A verbatim copy of every entry is required.
----
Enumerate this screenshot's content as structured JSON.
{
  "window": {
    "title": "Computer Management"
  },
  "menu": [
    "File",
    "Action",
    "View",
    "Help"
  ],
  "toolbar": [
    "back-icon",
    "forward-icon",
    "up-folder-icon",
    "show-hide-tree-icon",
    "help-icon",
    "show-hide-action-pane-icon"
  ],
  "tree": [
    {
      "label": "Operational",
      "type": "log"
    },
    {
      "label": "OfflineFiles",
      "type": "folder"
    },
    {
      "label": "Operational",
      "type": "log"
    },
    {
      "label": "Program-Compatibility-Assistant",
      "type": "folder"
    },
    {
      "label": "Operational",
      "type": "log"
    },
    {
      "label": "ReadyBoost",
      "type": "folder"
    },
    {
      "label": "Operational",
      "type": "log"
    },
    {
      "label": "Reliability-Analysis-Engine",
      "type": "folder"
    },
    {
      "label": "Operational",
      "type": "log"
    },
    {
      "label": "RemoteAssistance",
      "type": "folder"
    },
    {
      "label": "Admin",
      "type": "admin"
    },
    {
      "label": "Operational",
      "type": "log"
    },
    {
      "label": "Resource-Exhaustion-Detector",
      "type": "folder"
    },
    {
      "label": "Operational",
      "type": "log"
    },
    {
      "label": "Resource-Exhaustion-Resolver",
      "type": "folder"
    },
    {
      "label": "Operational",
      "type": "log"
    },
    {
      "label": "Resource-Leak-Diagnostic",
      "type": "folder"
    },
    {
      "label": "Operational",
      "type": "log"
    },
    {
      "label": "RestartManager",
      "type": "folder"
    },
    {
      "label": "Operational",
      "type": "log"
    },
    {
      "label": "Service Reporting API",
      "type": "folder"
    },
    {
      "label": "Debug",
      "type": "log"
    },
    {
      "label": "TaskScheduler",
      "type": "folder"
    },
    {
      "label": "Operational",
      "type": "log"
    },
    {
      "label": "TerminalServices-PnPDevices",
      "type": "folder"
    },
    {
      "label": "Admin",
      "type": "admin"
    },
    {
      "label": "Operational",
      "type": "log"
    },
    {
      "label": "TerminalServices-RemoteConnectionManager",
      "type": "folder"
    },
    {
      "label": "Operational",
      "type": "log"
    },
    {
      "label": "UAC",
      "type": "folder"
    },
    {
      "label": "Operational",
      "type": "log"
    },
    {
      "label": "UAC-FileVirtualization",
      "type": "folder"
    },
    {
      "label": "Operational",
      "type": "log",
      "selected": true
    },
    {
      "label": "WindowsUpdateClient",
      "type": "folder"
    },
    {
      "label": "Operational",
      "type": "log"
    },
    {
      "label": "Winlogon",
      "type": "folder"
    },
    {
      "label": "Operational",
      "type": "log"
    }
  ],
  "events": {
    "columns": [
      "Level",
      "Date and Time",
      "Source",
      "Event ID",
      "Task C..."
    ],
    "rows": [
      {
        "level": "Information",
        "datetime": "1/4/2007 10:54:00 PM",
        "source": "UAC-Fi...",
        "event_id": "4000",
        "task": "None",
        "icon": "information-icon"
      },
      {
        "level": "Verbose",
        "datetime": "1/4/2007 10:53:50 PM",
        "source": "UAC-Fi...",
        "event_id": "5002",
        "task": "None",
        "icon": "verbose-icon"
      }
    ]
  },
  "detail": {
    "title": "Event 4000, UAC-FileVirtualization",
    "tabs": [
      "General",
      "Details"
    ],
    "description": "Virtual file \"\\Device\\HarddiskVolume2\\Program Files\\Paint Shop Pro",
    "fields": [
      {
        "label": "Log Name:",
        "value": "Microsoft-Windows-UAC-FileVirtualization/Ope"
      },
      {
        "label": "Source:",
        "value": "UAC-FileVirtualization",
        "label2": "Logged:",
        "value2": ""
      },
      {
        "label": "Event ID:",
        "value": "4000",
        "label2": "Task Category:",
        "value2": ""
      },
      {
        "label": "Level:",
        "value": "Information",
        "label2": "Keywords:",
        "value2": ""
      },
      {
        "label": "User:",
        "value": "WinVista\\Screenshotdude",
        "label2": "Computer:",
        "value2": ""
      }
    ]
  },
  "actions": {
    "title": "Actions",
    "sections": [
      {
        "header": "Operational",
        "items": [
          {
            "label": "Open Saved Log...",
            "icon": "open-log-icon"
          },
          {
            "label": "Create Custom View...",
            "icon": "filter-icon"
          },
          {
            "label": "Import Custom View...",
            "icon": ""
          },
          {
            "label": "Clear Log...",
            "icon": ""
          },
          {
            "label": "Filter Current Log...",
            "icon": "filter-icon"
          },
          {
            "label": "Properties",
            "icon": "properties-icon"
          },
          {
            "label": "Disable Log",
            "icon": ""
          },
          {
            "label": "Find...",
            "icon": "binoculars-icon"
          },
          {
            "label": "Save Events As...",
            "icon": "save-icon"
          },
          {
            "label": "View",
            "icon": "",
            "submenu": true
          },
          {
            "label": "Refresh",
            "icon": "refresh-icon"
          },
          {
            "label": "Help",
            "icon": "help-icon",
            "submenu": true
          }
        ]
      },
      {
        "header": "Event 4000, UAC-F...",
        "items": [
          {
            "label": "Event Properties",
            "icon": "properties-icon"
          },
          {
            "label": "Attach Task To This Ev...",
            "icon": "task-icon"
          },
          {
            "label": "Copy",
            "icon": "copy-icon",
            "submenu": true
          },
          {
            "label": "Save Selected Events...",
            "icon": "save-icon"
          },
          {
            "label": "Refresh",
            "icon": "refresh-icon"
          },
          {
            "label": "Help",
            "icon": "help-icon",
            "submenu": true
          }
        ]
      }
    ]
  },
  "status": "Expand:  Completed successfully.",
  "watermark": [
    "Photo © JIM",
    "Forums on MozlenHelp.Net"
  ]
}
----
» **SOLUTION TO THIS EXERCISE**
Enumerate this screenshot's content as structured JSON.
{
  "window": {
    "title": "Computer Management"
  },
  "menu": [
    "File",
    "Action",
    "View",
    "Help"
  ],
  "toolbar": [
    "back-icon",
    "forward-icon",
    "up-folder-icon",
    "show-hide-tree-icon",
    "help-icon",
    "show-hide-action-pane-icon"
  ],
  "tree": [
    {
      "label": "Operational",
      "type": "log"
    },
    {
      "label": "OfflineFiles",
      "type": "folder"
    },
    {
      "label": "Operational",
      "type": "log"
    },
    {
      "label": "Program-Compatibility-Assistant",
      "type": "folder"
    },
    {
      "label": "Operational",
      "type": "log"
    },
    {
      "label": "ReadyBoost",
      "type": "folder"
    },
    {
      "label": "Operational",
      "type": "log"
    },
    {
      "label": "Reliability-Analysis-Engine",
      "type": "folder"
    },
    {
      "label": "Operational",
      "type": "log"
    },
    {
      "label": "RemoteAssistance",
      "type": "folder"
    },
    {
      "label": "Admin",
      "type": "admin"
    },
    {
      "label": "Operational",
      "type": "log"
    },
    {
      "label": "Resource-Exhaustion-Detector",
      "type": "folder"
    },
    {
      "label": "Operational",
      "type": "log"
    },
    {
      "label": "Resource-Exhaustion-Resolver",
      "type": "folder"
    },
    {
      "label": "Operational",
      "type": "log"
    },
    {
      "label": "Resource-Leak-Diagnostic",
      "type": "folder"
    },
    {
      "label": "Operational",
      "type": "log"
    },
    {
      "label": "RestartManager",
      "type": "folder"
    },
    {
      "label": "Operational",
      "type": "log"
    },
    {
      "label": "Service Reporting API",
      "type": "folder"
    },
    {
      "label": "Debug",
      "type": "log"
    },
    {
      "label": "TaskScheduler",
      "type": "folder"
    },
    {
      "label": "Operational",
      "type": "log"
    },
    {
      "label": "TerminalServices-PnPDevices",
      "type": "folder"
    },
    {
      "label": "Admin",
      "type": "admin"
    },
    {
      "label": "Operational",
      "type": "log"
    },
    {
      "label": "TerminalServices-RemoteConnectionManager",
      "type": "folder"
    },
    {
      "label": "Operational",
      "type": "log"
    },
    {
      "label": "UAC",
      "type": "folder"
    },
    {
      "label": "Operational",
      "type": "log"
    },
    {
      "label": "UAC-FileVirtualization",
      "type": "folder"
    },
    {
      "label": "Operational",
      "type": "log",
      "selected": true
    },
    {
      "label": "WindowsUpdateClient",
      "type": "folder"
    },
    {
      "label": "Operational",
      "type": "log"
    },
    {
      "label": "Winlogon",
      "type": "folder"
    },
    {
      "label": "Operational",
      "type": "log"
    }
  ],
  "events": {
    "columns": [
      "Level",
      "Date and Time",
      "Source",
      "Event ID",
      "Task C..."
    ],
    "rows": [
      {
        "level": "Information",
        "datetime": "1/4/2007 10:54:00 PM",
        "source": "UAC-Fi...",
        "event_id": "4000",
        "task": "None",
        "icon": "information-icon"
      },
      {
        "level": "Verbose",
        "datetime": "1/4/2007 10:53:50 PM",
        "source": "UAC-Fi...",
        "event_id": "5002",
        "task": "None",
        "icon": "verbose-icon"
      }
    ]
  },
  "detail": {
    "title": "Event 4000, UAC-FileVirtualization",
    "tabs": [
      "General",
      "Details"
    ],
    "description": "Virtual file \"\\Device\\HarddiskVolume2\\Program Files\\Paint Shop Pro",
    "fields": [
      {
        "label": "Log Name:",
        "value": "Microsoft-Windows-UAC-FileVirtualization/Ope"
      },
      {
        "label": "Source:",
        "value": "UAC-FileVirtualization",
        "label2": "Logged:",
        "value2": ""
      },
      {
        "label": "Event ID:",
        "value": "4000",
        "label2": "Task Category:",
        "value2": ""
      },
      {
        "label": "Level:",
        "value": "Information",
        "label2": "Keywords:",
        "value2": ""
      },
      {
        "label": "User:",
        "value": "WinVista\\Screenshotdude",
        "label2": "Computer:",
        "value2": ""
      }
    ]
  },
  "actions": {
    "title": "Actions",
    "sections": [
      {
        "header": "Operational",
        "items": [
          {
            "label": "Open Saved Log...",
            "icon": "open-log-icon"
          },
          {
            "label": "Create Custom View...",
            "icon": "filter-icon"
          },
          {
            "label": "Import Custom View...",
            "icon": ""
          },
          {
            "label": "Clear Log...",
            "icon": ""
          },
          {
            "label": "Filter Current Log...",
            "icon": "filter-icon"
          },
          {
            "label": "Properties",
            "icon": "properties-icon"
          },
          {
            "label": "Disable Log",
            "icon": ""
          },
          {
            "label": "Find...",
            "icon": "binoculars-icon"
          },
          {
            "label": "Save Events As...",
            "icon": "save-icon"
          },
          {
            "label": "View",
            "icon": "",
            "submenu": true
          },
          {
            "label": "Refresh",
            "icon": "refresh-icon"
          },
          {
            "label": "Help",
            "icon": "help-icon",
            "submenu": true
          }
        ]
      },
      {
        "header": "Event 4000, UAC-F...",
        "items": [
          {
            "label": "Event Properties",
            "icon": "properties-icon"
          },
          {
            "label": "Attach Task To This Ev...",
            "icon": "task-icon"
          },
          {
            "label": "Copy",
            "icon": "copy-icon",
            "submenu": true
          },
          {
            "label": "Save Selected Events...",
            "icon": "save-icon"
          },
          {
            "label": "Refresh",
            "icon": "refresh-icon"
          },
          {
            "label": "Help",
            "icon": "help-icon",
            "submenu": true
          }
        ]
      }
    ]
  },
  "status": "Expand:  Completed successfully.",
  "watermark": [
    "Photo © JIM",
    "Forums on MozlenHelp.Net"
  ]
}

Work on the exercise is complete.